## [Exercise data]
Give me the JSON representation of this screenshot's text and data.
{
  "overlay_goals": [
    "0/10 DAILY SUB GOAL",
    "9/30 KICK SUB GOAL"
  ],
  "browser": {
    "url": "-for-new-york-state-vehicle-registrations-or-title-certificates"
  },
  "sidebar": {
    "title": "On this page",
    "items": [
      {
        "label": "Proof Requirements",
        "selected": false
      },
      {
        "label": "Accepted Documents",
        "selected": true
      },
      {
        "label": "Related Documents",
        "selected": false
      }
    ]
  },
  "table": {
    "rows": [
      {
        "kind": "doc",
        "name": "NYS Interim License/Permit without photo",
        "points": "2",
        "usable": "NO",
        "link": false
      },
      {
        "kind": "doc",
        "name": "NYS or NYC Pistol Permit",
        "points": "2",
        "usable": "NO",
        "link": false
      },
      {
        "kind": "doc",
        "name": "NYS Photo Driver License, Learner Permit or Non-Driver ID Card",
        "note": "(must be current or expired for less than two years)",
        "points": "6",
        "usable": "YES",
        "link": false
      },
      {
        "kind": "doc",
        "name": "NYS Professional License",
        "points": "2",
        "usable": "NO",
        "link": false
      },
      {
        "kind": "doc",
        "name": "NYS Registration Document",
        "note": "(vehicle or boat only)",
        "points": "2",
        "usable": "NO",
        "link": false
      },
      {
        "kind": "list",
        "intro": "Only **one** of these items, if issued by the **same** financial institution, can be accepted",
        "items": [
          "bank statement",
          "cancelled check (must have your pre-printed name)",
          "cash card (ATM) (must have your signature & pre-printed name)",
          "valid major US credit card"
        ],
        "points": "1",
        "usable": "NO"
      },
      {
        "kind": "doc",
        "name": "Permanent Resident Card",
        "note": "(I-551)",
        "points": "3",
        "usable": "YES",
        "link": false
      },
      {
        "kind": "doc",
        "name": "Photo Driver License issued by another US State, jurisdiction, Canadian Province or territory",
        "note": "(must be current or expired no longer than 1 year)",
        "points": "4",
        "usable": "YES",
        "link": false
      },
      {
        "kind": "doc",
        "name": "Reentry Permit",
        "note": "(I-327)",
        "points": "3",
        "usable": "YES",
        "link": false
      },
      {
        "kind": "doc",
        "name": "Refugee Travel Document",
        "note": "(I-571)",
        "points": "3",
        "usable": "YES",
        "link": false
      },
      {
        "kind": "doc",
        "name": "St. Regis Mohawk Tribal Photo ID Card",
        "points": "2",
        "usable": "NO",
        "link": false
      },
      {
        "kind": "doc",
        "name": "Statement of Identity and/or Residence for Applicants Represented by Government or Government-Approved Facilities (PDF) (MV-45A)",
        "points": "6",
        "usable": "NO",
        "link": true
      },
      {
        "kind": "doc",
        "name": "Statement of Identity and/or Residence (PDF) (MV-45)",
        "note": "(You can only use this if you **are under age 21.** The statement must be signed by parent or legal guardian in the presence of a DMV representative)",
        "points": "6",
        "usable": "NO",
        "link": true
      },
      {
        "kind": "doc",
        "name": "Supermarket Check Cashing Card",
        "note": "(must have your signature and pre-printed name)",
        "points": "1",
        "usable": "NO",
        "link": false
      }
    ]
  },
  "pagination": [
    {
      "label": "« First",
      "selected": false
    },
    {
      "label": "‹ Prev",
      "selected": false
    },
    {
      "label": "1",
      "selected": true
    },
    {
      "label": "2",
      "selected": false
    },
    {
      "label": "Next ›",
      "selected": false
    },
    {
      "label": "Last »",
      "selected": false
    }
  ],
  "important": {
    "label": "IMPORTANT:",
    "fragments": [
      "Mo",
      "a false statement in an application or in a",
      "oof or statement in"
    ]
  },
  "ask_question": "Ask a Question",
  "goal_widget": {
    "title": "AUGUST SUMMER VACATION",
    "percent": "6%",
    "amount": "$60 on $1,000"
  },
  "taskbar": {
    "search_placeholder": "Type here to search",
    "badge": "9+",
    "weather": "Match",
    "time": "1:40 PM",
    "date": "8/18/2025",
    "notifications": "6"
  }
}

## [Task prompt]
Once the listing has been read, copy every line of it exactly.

## [Response to this exercise]
Give me the JSON representation of this screenshot's text and data.
{
  "overlay_goals": [
    "0/10 DAILY SUB GOAL",
    "9/30 KICK SUB GOAL"
  ],
  "browser": {
    "url": "-for-new-york-state-vehicle-registrations-or-title-certificates"
  },
  "sidebar": {
    "title": "On this page",
    "items": [
      {
        "label": "Proof Requirements",
        "selected": false
      },
      {
        "label": "Accepted Documents",
        "selected": true
      },
      {
        "label": "Related Documents",
        "selected": false
      }
    ]
  },
  "table": {
    "rows": [
      {
        "kind": "doc",
        "name": "NYS Interim License/Permit without photo",
        "points": "2",
        "usable": "NO",
        "link": false
      },
      {
        "kind": "doc",
        "name": "NYS or NYC Pistol Permit",
        "points": "2",
        "usable": "NO",
        "link": false
      },
      {
        "kind": "doc",
        "name": "NYS Photo Driver License, Learner Permit or Non-Driver ID Card",
        "note": "(must be current or expired for less than two years)",
        "points": "6",
        "usable": "YES",
        "link": false
      },
      {
        "kind": "doc",
        "name": "NYS Professional License",
        "points": "2",
        "usable": "NO",
        "link": false
      },
      {
        "kind": "doc",
        "name": "NYS Registration Document",
        "note": "(vehicle or boat only)",
        "points": "2",
        "usable": "NO",
        "link": false
      },
      {
        "kind": "list",
        "intro": "Only **one** of these items, if issued by the **same** financial institution, can be accepted",
        "items": [
          "bank statement",
          "cancelled check (must have your pre-printed name)",
          "cash card (ATM) (must have your signature & pre-printed name)",
          "valid major US credit card"
        ],
        "points": "1",
        "usable": "NO"
      },
      {
        "kind": "doc",
        "name": "Permanent Resident Card",
        "note": "(I-551)",
        "points": "3",
        "usable": "YES",
        "link": false
      },
      {
        "kind": "doc",
        "name": "Photo Driver License issued by another US State, jurisdiction, Canadian Province or territory",
        "note": "(must be current or expired no longer than 1 year)",
        "points": "4",
        "usable": "YES",
        "link": false
      },
      {
        "kind": "doc",
        "name": "Reentry Permit",
        "note": "(I-327)",
        "points": "3",
        "usable": "YES",
        "link": false
      },
      {
        "kind": "doc",
        "name": "Refugee Travel Document",
        "note": "(I-571)",
        "points": "3",
        "usable": "YES",
        "link": false
      },
      {
        "kind": "doc",
        "name": "St. Regis Mohawk Tribal Photo ID Card",
        "points": "2",
        "usable": "NO",
        "link": false
      },
      {
        "kind": "doc",
        "name": "Statement of Identity and/or Residence for Applicants Represented by Government or Government-Approved Facilities (PDF) (MV-45A)",
        "points": "6",
        "usable": "NO",
        "link": true
      },
      {
        "kind": "doc",
        "name": "Statement of Identity and/or Residence (PDF) (MV-45)",
        "note": "(You can only use this if you **are under age 21.** The statement must be signed by parent or legal guardian in the presence of a DMV representative)",
        "points": "6",
        "usable": "NO",
        "link": true
      },
      {
        "kind": "doc",
        "name": "Supermarket Check Cashing Card",
        "note": "(must have your signature and pre-printed name)",
        "points": "1",
        "usable": "NO",
        "link": false
      }
    ]
  },
  "pagination": [
    {
      "label": "« First",
      "selected": false
    },
    {
      "label": "‹ Prev",
      "selected": false
    },
    {
      "label": "1",
      "selected": true
    },
    {
      "label": "2",
      "selected": false
    },
    {
      "label": "Next ›",
      "selected": false
    },
    {
      "label": "Last »",
      "selected": false
    }
  ],
  "important": {
    "label": "IMPORTANT:",
    "fragments": [
      "Mo",
      "a false statement in an application or in a",
      "oof or statement in"
    ]
  },
  "ask_question": "Ask a Question",
  "goal_widget": {
    "title": "AUGUST SUMMER VACATION",
    "percent": "6%",
    "amount": "$60 on $1,000"
  },
  "taskbar": {
    "search_placeholder": "Type here to search",
    "badge": "9+",
    "weather": "Match",
    "time": "1:40 PM",
    "date": "8/18/2025",
    "notifications": "6"
  }
}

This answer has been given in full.